The number of people visiting Yellowstone National Park in 2008, as well as the number of bison living in the Park, appeared to be greater than anticipated despite $4 per gallon gasoline for much of the summer and some crude efforts by National Park Service officials in the spring to cull the Yellowstone herd.
On the attendance front, it doesn’t appear that visitation to the Park was seriously impacted by high gas prices and a sluggish economic. At the end of July, the number of visitors to the Park was down less than 2 percent from 2007 — and that was a record year for Park attendance. Anecdotal evidence indicates that there wasn’t much of a dropoff in August and early September, with sellouts dotting the hotel registrations regularly. Still, when it comes to economics dampening things like visitation, the impact won’t be felt immediately: it will be felt during the winter and next spring, when folks are making plans to visit Yellowstone. And on that level, the whispers are that it could be slow going until the end of May 2009.
In better news, the bison population in the Park is higher than expected. According to a census conducted by personnel from several state and federal agencies, 3,000 bison live within the Park, down from a high of 4,900 in 2005. That’s between 700 and 900 more than expected.
If you’re in the area, remember Yellowstone National Park will offer free visitor admission on
Saturday, September 27, in honor of National Public Lands Day. All
Entrance fees, including commercial tour entrance fees and
transportation entrance fees, will be waived on this day. A seven-day
pass to Yellowstone and Grand Teton National Parks is normally $25 for
a private, non-commercial vehicle.

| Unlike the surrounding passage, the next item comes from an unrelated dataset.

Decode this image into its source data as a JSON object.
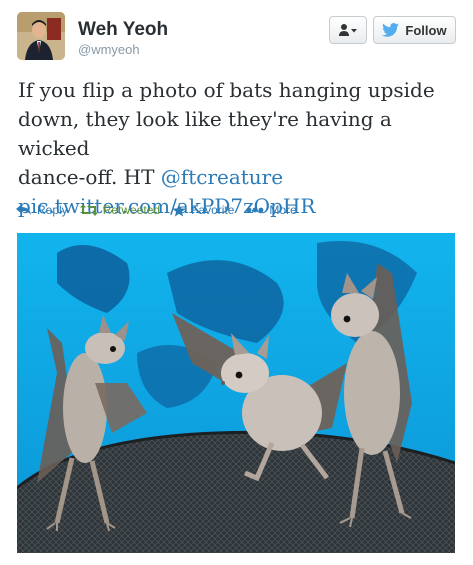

Finally, we have another video for you. “Yellowstone: Not Far Off the Beaten Path” is a look at those small geological wonders of the Park that sometimes get lost in the shuffle, as everyone dashes to large, loud attractions. A small version is below; for a larger, higher-def version, go to Vimeo.